- **WHAT YOU NEED TO DO**
Going through the entries below, copy out each line that contains "JSON".

Records from a dataset:
---

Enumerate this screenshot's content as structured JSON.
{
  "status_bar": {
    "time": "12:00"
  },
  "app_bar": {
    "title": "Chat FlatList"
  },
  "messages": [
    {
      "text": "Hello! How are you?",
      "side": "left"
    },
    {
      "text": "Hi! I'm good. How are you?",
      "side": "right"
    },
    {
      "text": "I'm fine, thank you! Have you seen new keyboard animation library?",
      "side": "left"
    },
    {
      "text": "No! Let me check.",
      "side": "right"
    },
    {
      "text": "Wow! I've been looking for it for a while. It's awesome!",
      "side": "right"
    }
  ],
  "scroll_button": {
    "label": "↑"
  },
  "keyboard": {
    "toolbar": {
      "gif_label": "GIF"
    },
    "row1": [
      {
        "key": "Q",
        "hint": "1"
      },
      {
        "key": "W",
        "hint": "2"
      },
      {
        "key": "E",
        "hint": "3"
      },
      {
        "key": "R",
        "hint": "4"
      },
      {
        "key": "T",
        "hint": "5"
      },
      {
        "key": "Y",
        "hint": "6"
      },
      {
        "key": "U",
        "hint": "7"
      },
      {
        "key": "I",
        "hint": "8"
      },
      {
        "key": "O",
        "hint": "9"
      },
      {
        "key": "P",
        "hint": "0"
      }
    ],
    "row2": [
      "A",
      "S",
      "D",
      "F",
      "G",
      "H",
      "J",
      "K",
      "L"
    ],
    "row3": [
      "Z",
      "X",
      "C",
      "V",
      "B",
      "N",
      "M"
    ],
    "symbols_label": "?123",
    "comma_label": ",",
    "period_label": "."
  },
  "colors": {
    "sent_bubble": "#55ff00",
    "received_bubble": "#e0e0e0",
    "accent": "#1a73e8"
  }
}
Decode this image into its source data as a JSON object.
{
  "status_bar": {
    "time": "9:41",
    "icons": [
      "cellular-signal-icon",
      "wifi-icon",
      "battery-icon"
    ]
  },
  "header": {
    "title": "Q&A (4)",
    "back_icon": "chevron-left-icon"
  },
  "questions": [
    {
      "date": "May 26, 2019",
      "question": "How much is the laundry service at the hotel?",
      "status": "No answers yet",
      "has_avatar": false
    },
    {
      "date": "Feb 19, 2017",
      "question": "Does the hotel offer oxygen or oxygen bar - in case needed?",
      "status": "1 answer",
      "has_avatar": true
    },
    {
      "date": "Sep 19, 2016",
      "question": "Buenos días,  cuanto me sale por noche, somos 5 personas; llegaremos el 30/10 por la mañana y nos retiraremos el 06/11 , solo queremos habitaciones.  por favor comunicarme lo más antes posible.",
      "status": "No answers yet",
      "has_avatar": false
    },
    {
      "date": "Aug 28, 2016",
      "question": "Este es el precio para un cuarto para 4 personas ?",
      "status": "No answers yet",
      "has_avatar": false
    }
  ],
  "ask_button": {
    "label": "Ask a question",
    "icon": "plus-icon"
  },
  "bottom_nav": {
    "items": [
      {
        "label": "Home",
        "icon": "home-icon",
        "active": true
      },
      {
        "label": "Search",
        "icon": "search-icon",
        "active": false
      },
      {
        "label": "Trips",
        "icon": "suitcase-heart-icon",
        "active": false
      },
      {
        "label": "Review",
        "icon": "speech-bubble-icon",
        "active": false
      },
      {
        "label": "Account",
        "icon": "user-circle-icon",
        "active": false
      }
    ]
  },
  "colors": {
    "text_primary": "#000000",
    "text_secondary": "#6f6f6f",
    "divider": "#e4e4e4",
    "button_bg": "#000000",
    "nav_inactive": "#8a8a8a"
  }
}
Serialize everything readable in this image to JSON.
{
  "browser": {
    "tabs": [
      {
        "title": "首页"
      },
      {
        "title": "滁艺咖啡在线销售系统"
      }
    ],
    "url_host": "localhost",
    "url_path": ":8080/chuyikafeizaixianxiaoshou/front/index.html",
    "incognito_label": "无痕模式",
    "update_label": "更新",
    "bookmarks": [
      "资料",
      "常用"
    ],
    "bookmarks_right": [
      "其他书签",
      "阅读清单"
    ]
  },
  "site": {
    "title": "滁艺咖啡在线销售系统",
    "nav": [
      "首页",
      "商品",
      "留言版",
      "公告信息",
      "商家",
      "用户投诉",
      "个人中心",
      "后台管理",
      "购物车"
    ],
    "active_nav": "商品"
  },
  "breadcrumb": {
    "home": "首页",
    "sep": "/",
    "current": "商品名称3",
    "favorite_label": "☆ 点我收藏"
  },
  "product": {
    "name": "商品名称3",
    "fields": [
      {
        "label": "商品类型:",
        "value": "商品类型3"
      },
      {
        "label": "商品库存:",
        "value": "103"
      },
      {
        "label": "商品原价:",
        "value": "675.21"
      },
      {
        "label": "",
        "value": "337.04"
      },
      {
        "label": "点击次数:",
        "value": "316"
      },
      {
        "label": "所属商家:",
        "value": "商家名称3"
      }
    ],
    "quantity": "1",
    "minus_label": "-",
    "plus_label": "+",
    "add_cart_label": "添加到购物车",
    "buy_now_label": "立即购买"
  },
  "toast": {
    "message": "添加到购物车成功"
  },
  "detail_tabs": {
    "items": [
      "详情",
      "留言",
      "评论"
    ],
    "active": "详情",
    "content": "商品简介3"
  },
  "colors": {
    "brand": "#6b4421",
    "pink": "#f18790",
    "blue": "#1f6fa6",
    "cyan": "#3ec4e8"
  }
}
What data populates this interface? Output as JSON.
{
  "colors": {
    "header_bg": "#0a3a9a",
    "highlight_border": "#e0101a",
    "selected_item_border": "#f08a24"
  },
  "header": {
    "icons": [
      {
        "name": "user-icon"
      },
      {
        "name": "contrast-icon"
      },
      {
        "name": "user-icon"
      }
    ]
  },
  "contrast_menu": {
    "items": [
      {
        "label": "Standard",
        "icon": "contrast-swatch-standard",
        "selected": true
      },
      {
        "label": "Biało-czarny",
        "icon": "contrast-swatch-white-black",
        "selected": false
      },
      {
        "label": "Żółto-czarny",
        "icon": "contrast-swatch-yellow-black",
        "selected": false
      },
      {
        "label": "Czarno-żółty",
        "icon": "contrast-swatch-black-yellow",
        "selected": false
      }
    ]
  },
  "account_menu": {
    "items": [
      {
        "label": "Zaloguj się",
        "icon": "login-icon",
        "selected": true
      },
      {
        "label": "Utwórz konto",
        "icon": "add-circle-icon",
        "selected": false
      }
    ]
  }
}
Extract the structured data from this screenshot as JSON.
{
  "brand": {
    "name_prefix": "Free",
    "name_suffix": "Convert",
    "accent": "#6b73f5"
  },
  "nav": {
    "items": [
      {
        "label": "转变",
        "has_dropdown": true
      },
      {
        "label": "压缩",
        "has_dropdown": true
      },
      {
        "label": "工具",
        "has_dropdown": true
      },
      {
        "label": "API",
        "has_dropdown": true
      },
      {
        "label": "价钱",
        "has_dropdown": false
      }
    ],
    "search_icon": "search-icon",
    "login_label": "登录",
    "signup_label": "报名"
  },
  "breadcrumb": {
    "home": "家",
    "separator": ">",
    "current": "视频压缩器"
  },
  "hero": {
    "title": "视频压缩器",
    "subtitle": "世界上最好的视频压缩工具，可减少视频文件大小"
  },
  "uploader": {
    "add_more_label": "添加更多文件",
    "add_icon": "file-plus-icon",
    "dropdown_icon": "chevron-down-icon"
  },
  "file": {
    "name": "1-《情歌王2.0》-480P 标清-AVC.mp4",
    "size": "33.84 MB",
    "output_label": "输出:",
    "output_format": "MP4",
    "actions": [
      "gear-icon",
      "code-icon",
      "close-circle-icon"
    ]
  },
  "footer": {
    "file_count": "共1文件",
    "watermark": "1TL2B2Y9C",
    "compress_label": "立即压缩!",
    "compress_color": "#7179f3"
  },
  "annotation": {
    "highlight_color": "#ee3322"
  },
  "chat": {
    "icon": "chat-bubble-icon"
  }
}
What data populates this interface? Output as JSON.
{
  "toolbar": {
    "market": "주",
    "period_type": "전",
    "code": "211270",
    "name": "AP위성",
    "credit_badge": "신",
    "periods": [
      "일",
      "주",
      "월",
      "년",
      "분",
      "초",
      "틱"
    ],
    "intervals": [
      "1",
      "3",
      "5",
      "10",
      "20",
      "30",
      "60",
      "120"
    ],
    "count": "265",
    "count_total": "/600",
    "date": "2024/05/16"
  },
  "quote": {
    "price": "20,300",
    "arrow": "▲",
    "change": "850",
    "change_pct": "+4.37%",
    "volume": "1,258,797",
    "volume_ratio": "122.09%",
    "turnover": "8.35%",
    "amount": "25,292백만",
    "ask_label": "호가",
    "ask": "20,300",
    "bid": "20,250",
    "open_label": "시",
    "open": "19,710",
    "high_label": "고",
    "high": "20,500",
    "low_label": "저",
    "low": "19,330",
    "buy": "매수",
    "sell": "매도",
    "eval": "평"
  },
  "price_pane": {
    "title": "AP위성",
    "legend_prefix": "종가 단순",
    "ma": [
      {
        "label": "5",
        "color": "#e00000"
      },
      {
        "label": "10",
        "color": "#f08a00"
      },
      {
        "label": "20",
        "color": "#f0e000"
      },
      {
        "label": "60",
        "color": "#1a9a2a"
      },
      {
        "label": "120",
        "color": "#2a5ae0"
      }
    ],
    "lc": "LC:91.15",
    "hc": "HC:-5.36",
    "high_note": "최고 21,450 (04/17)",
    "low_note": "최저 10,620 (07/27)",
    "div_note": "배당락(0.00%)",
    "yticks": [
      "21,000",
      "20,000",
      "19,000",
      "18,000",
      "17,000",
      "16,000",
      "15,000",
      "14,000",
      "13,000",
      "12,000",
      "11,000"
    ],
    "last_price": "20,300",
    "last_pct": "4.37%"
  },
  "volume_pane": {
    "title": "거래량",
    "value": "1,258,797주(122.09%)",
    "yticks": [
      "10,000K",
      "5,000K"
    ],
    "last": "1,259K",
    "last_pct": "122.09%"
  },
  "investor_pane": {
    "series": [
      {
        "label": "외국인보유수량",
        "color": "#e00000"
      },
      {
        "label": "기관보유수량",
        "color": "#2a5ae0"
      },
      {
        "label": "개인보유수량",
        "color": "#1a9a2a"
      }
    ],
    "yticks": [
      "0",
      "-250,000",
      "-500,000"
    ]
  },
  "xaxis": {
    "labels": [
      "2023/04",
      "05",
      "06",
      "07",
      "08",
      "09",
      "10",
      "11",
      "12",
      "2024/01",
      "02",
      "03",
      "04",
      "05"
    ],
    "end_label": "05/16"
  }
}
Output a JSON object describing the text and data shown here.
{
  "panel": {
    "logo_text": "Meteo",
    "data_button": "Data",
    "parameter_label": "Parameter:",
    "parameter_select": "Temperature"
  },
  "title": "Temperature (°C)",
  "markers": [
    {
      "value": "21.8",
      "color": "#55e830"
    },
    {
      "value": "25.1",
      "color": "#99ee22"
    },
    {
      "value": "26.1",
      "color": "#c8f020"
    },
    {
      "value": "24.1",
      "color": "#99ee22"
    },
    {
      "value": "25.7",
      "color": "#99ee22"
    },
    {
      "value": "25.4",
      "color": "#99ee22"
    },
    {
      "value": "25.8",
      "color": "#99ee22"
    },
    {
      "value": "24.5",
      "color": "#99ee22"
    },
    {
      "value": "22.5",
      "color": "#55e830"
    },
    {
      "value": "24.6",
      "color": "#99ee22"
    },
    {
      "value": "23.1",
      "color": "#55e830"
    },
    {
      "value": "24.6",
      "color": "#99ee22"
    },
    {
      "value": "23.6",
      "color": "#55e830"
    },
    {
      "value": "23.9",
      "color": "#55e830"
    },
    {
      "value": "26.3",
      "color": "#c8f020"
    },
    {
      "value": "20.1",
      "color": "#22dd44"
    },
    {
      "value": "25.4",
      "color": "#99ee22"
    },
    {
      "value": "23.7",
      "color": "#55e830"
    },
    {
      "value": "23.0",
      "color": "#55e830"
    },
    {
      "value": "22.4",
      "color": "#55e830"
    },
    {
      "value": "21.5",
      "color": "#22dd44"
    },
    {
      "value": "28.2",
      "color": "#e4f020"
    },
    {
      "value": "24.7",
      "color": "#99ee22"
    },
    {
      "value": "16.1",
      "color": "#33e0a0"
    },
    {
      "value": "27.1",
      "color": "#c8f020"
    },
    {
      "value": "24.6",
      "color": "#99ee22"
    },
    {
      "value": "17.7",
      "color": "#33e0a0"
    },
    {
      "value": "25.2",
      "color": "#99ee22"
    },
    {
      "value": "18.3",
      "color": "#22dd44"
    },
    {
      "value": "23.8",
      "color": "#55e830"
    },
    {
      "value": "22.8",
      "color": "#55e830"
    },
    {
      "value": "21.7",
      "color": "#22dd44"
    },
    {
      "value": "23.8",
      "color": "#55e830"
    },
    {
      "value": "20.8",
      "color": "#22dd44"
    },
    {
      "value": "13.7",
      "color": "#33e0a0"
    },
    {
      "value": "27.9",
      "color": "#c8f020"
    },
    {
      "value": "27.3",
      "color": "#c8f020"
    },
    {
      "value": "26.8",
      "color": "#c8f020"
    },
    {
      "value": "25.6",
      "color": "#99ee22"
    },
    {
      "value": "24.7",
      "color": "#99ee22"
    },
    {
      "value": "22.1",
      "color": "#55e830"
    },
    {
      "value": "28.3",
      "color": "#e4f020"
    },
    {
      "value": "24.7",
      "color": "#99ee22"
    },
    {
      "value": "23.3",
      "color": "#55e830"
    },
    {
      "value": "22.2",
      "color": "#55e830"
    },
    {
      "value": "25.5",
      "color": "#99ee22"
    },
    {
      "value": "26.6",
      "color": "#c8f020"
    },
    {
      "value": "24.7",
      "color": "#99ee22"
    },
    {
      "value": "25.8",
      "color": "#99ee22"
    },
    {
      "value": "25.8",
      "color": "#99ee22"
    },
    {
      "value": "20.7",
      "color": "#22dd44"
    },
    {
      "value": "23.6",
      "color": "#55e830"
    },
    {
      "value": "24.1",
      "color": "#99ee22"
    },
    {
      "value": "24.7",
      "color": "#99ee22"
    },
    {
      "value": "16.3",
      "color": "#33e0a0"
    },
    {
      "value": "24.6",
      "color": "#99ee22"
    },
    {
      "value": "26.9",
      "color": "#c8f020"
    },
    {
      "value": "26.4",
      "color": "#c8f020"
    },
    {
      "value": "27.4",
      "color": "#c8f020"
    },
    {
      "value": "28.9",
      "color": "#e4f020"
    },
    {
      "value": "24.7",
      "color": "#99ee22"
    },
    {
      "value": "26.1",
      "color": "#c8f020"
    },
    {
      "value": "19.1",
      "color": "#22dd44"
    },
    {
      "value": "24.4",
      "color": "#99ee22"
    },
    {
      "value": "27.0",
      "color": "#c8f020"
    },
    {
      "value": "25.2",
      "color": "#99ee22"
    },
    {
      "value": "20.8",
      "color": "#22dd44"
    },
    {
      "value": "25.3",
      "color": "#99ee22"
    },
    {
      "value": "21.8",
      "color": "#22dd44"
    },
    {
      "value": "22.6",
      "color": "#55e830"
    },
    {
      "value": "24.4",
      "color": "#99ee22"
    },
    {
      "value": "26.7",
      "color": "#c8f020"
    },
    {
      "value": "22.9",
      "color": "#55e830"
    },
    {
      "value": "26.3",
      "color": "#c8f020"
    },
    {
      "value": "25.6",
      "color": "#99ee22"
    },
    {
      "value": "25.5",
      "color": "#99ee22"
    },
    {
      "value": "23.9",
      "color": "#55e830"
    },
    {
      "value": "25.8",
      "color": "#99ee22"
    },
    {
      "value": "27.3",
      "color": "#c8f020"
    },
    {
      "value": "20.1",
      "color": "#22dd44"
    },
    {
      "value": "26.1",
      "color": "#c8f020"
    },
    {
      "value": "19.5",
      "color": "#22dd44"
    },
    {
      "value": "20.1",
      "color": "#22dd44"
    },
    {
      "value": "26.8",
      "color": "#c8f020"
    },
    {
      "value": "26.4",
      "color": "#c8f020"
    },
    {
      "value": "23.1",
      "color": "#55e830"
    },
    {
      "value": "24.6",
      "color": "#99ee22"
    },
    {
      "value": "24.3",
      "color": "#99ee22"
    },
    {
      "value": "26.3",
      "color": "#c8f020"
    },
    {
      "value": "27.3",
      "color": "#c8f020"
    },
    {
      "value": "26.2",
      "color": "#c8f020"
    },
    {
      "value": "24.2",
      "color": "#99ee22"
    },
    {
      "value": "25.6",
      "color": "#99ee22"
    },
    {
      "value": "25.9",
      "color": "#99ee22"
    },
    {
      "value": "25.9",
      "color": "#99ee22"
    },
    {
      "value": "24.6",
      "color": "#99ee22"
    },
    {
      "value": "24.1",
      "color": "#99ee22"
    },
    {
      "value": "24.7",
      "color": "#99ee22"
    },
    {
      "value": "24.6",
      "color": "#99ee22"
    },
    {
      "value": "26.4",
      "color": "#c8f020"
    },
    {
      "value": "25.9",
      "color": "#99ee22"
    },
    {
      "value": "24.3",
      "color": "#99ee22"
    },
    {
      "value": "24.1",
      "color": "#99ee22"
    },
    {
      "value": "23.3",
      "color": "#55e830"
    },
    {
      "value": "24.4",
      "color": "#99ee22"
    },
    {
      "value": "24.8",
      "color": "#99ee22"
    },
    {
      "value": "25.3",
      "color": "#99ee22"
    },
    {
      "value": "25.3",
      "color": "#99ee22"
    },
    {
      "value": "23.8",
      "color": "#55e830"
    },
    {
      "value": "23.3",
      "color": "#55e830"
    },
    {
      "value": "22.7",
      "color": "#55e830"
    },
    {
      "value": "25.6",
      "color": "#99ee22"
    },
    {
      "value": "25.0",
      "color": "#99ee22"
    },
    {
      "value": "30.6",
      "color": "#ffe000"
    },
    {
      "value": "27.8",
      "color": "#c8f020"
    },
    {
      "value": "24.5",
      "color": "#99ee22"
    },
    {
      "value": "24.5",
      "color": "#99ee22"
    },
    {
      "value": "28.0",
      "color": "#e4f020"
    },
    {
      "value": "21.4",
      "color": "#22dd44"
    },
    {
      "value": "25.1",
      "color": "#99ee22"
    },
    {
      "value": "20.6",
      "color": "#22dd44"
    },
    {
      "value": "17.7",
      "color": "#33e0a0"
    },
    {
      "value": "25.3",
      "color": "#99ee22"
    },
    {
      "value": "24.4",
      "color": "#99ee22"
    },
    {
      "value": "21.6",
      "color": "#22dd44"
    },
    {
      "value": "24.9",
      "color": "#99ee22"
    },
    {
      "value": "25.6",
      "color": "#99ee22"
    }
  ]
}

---

- **SOLVED PROBLEM**
Enumerate this screenshot's content as structured JSON.
Decode this image into its source data as a JSON object.
Serialize everything readable in this image to JSON.
What data populates this interface? Output as JSON.
Extract the structured data from this screenshot as JSON.
What data populates this interface? Output as JSON.
Output a JSON object describing the text and data shown here.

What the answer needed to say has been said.